Groups embarked on a mission of institutionalization. They began to arrange their legal status and were registered by the state. Previously, work had been done at state-owned companies and on a fully volunteer basis. Now they sought financial support and with this money were able to cover costs like copying and telephones. While securing operational costs, some of the groups moved toward a more professional, research-oriented focus. Others continued their environmental education projects or tried to apply the tools typical of pressure groups, first on local and later on national authorities and governments.
Soon after the political changes the movement tried to find ways to cooperate internally. After all, three years had past before the Hungarian green movement was able to cope with the aversion caused by its more recent "second" past, and now it was ready for broader cooperation. This change is due to the importance of environmental issues. Several action groups were formed during this process and organizations tried to join forces to become more effective. Examples include the air, energy and waste action groups, the group protesting the construction of the south freeway, and a group that participated in the development of the draft environmental law.

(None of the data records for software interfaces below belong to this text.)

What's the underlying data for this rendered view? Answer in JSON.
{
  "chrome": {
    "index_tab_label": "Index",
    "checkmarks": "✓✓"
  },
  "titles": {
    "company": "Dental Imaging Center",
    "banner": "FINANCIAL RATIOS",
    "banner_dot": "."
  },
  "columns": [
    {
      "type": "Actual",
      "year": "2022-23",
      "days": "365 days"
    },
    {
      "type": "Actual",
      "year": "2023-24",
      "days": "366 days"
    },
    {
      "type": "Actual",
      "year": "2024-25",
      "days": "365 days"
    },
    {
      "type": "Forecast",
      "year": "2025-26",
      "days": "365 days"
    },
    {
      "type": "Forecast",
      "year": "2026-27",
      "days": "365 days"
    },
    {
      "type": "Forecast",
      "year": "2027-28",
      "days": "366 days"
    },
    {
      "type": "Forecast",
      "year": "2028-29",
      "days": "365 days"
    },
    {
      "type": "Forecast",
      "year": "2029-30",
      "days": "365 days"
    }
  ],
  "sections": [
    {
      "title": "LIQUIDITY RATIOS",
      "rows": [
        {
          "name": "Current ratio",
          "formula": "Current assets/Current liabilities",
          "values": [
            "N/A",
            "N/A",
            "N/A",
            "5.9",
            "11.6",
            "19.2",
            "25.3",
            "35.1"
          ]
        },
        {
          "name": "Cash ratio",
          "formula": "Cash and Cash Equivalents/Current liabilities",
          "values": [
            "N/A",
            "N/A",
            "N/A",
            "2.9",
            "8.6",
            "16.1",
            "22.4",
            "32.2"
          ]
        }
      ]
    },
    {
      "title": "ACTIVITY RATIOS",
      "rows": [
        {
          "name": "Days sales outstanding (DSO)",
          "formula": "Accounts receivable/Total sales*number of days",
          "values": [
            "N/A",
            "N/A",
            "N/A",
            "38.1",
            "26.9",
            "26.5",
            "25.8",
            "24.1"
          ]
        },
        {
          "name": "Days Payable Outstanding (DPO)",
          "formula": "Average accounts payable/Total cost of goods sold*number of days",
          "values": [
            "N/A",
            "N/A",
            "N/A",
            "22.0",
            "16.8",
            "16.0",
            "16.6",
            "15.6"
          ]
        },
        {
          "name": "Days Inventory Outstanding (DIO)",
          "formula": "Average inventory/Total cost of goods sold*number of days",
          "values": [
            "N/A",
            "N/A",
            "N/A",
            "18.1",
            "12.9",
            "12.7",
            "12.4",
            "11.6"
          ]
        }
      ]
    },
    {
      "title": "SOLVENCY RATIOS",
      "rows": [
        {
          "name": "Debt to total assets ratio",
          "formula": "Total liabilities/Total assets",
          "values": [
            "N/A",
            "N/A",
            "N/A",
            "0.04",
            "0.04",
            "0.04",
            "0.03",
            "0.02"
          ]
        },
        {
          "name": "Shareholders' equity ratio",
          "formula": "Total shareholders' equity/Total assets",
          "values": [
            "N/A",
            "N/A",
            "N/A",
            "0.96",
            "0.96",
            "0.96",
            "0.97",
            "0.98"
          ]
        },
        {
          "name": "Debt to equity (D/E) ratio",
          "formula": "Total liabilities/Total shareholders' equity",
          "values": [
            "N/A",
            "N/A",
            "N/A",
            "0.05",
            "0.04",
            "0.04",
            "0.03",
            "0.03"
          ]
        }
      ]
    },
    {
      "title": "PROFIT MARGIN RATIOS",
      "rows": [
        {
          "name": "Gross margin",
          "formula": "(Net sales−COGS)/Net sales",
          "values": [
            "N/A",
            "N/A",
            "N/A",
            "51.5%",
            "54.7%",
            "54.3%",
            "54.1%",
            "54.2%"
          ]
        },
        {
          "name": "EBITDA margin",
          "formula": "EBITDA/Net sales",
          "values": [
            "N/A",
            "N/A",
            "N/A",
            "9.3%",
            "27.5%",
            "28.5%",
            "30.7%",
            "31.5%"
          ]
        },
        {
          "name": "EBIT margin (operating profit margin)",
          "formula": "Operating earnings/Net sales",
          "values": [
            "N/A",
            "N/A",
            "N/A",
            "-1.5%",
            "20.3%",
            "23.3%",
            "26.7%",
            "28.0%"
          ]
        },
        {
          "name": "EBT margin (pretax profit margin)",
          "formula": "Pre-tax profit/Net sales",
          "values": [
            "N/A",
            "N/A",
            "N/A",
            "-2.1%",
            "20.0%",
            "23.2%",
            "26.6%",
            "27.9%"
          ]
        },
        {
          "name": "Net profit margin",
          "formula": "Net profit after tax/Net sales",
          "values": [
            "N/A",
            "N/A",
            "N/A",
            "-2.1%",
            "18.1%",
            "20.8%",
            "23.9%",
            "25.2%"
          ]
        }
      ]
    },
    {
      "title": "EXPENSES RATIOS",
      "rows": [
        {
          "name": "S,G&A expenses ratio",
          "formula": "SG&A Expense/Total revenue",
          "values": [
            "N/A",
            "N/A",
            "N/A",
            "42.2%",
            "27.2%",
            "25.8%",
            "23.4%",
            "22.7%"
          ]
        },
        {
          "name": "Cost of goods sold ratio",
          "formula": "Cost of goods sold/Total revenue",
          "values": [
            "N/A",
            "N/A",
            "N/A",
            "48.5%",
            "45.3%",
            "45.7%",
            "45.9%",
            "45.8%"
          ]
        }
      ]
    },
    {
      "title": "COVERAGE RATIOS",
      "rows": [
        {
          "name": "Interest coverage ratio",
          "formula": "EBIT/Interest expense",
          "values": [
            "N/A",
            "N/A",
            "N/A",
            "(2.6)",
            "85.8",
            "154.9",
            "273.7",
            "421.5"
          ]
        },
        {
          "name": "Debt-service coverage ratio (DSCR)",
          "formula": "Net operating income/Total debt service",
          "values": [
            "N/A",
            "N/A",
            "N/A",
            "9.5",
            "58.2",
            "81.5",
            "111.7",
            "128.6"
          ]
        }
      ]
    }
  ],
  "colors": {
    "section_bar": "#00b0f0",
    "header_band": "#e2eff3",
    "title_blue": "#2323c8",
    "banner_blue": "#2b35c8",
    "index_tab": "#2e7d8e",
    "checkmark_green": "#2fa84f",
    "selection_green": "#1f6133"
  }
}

Groups realized that instead of competing with each other, they should cooperate, and that the best way to cooperate was not by creating a central body but by forming networks. Networking continues to exist in several forms, and newsletters and information booklets are distributed on mailing lists. Since 1994, the Hungarian environmental movement has had its own "Green Spider" computer network. A new tradition, the Annual Meeting of Environmental and Nature Conservation Organizations, has grown to be the biggest green gathering and top-level decisionmaking forum in the movement.
Unfortunately, such cooperation has not yet developed between the Hungarian Ministry of Environment and Regional Planning and the green movement, a shortcoming noticed by both sides. At the green movement's annual meetings, activists are being delegated to several committees and bodies because the governmental sector needs civil control and cooperation at all levels. In late 1996, the pressure drove NGOs to begin meeting monthly to discuss burning issues and common problems.
The new market economy and democratic political system have had a profound effect on Hungary's green movement. Many organizations have become more professional, either in their environmental work, fund raising or public relations. Luckily despite the daily struggle for survival, the overwhelming pressure of environmental problems, and the need to professionalize in order to address these problems more effectively and on a full-time basis, most NGOs still retain their dedication to volunteerism and civil values. For this is the only basis on which a real, operational and colorful green movement can exist in Hungary.